We then got to the Weverton Cliffs and the other runners were like “we are going to take it easy from here, that last stretch took a lot out of us.” It hurt me too. Tony had a lot more energy than I had left but we made the cutoff!

We got to the Weverton AS, ate a lot of food and got fixed up. We headed right out. I found a hiker hat on a tree. I don’t know why but I put it on and ran with it. Tony said you better hope they don’t have lice. I didn’t care at that point — it was a funny hat and at this point I needed some comic relief.

The good news is we got on the C&O and we could run some! That lasted for like half a mile and I wanted to get off. Tony is a very cool guy but I started to worry he was going to not want to put up with my shit, and I wouldn’t have blamed him if he bailed.

John Calabrese crossing the Potomac and on into West Virginia

We crossed the Potomac River and headed into Harpers Ferry, and it was so cool. I had thoughts coming back here of my family, and times I came there with my Dad when I was younger. The happiness soon faded when Tony pointed to this mountain and said “we still got to go around that thing”. This was the beginning of the worst part of the race for me.

So once we got back on the trail from Harpers Ferry I began to unravel. I got slower and started tripping. When Tony and I got to the section with the dots on the trees as markers, I was a broken mess.

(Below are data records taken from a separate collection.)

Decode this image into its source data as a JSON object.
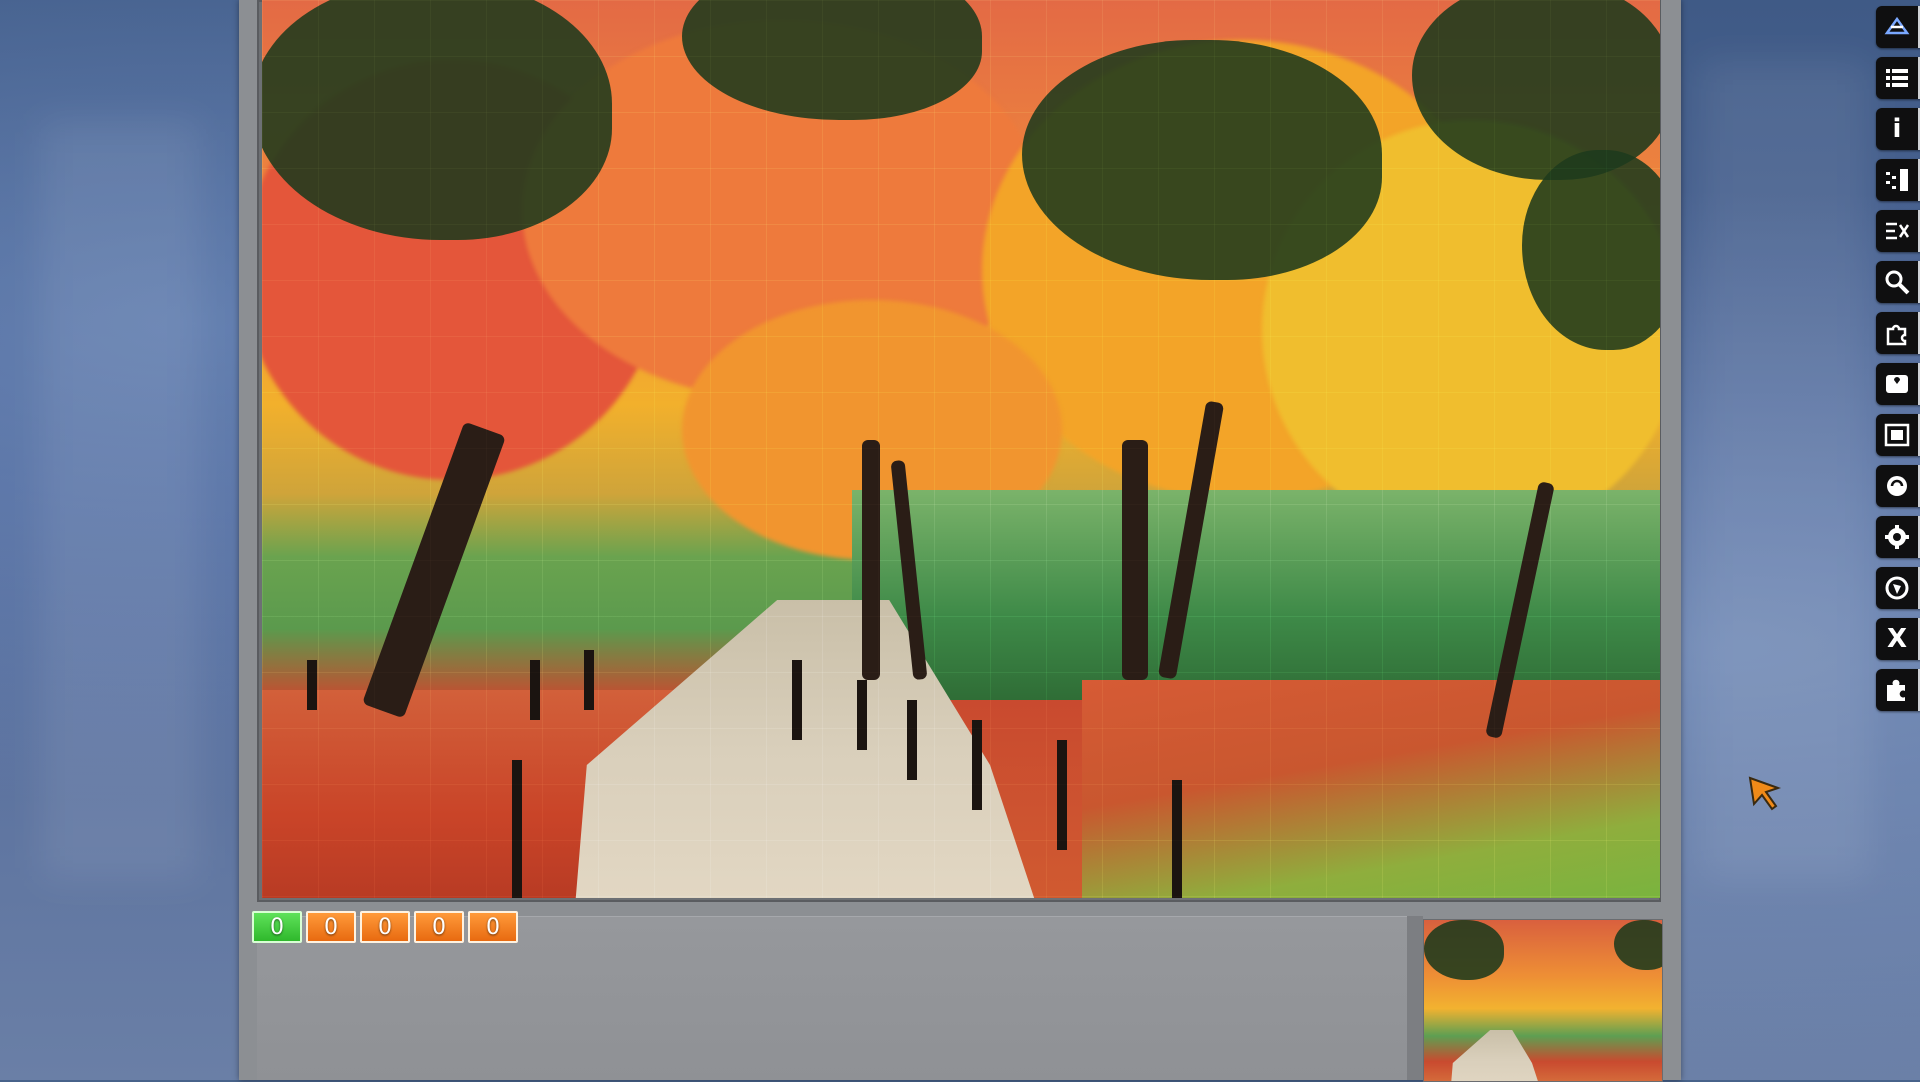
{
  "counters": [
    {
      "value": "0",
      "color": "#3fcf3a"
    },
    {
      "value": "0",
      "color": "#f5821f"
    },
    {
      "value": "0",
      "color": "#f5821f"
    },
    {
      "value": "0",
      "color": "#f5821f"
    },
    {
      "value": "0",
      "color": "#f5821f"
    }
  ],
  "toolbar": {
    "items": [
      {
        "icon": "shuffle-scatter-icon"
      },
      {
        "icon": "list-icon"
      },
      {
        "icon": "info-icon",
        "glyph": "i"
      },
      {
        "icon": "sort-edges-icon"
      },
      {
        "icon": "arrange-pieces-icon"
      },
      {
        "icon": "magnifier-icon"
      },
      {
        "icon": "puzzle-piece-icon"
      },
      {
        "icon": "box-lid-icon"
      },
      {
        "icon": "screenshot-frame-icon"
      },
      {
        "icon": "ghost-image-icon"
      },
      {
        "icon": "settings-gear-icon"
      },
      {
        "icon": "browser-globe-icon"
      },
      {
        "icon": "close-icon",
        "glyph": "X"
      },
      {
        "icon": "puzzle-piece-solid-icon"
      }
    ]
  },
  "colors": {
    "background": "#47628a",
    "panel": "#8c8f93",
    "toolbar_button": "#0f0f10"
  }
}
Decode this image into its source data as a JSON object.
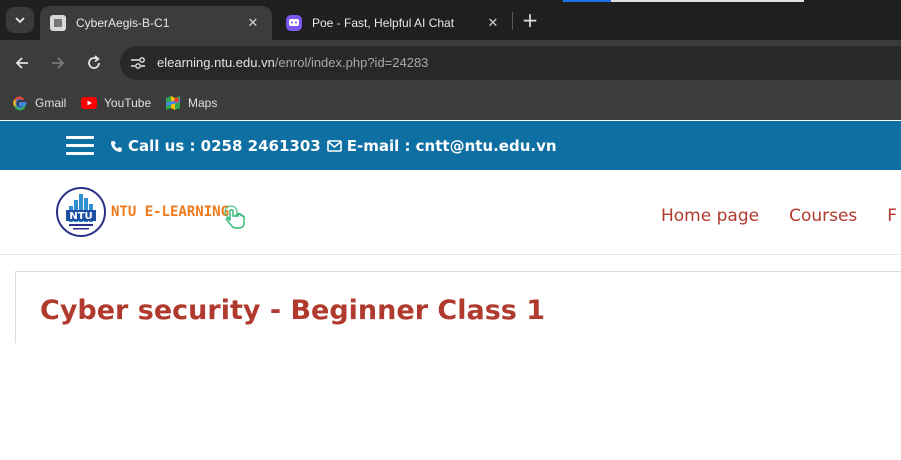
{
  "browser": {
    "tabs": [
      {
        "title": "CyberAegis-B-C1",
        "favicon": "document-icon",
        "active": true
      },
      {
        "title": "Poe - Fast, Helpful AI Chat",
        "favicon": "poe-icon",
        "active": false
      }
    ],
    "new_tab": "+",
    "close_glyph": "✕",
    "url_host": "elearning.ntu.edu.vn",
    "url_path": "/enrol/index.php?id=24283",
    "bookmarks": [
      {
        "label": "Gmail",
        "icon": "google-icon"
      },
      {
        "label": "YouTube",
        "icon": "youtube-icon"
      },
      {
        "label": "Maps",
        "icon": "maps-icon"
      }
    ]
  },
  "site": {
    "contact": {
      "phone_label": "Call us : 0258 2461303",
      "email_label": "E-mail : cntt@ntu.edu.vn"
    },
    "logo": {
      "badge_text": "NTU",
      "text": "NTU E-LEARNING"
    },
    "menu": [
      "Home page",
      "Courses",
      "F"
    ],
    "colors": {
      "topbar": "#0e6fa2",
      "accent": "#b03a2e",
      "logo_orange": "#f07a1a"
    }
  },
  "course": {
    "title": "Cyber security - Beginner Class 1"
  }
}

I kept screaming to Tony “hey where the fk do we go?!?!?” Tony would just reply “follow the dots man” and I would just yell back “I don’t see the fking dots and I kept falling!!!!!!!!!!!!!!”

Tony Taylor on THE Washington Monument

Tony is a saint to wait for me to come back to my sanity through that. We got to the gate and ran the road to the Exxon station (the Quad Station finish!), where we saw my good buddy Mikala steadily talking shit. It was funny banter.

When we got a ride back to Weverton there was hot chocolate, mini cheesecake and chowder waiting for us. Which was nice. Mikala also presented Tony’s sticker to him in a military awards ceremony manner, then was like and “here’s yours, John” and just tossed it at me. It was pretty hilarious.

I told Tony after I got to the gate this run felt like a DNF and its true. I don’t even really still know what to think about this one. I know it was definitely a good experience to toughen me up but it was very hard. I didn’t think I was going to have to run that hard between miles 26 to 36. Tony and I think we weren’t even going that fast, but we did have to speed up after going 26 miles, and some of the miles we ran hard on were up hill. Most people we came across on this stretch were either making the decision to quit already, had planned on stopping early, or were just totally bonking out.

Some of the views along the Quad State course are more scenic than others.

I believe we finished the full Quad State distance in 12 hours and 25 minutes. Marty Fox came in after us. I was shocked he never caught up to us; we were wondering all race where he was. Then the 2 guys from Montgomery County came in at 13 hours. All those guys are amazing runners, too.

If you choose to do this event, be very prepared, make sure you understand the cutoffs, and be ready to run. Take minimal pictures and don’t clown around too much, or you’ll be sorry!

Thank you to all the volunteers out there who kept me going and in good spirits throughout this run!

The volunteers and their aid stations were much appreciated oases along the route (Dan Aghdam being toasted for his efforts by John)

Last updated November 13, 2022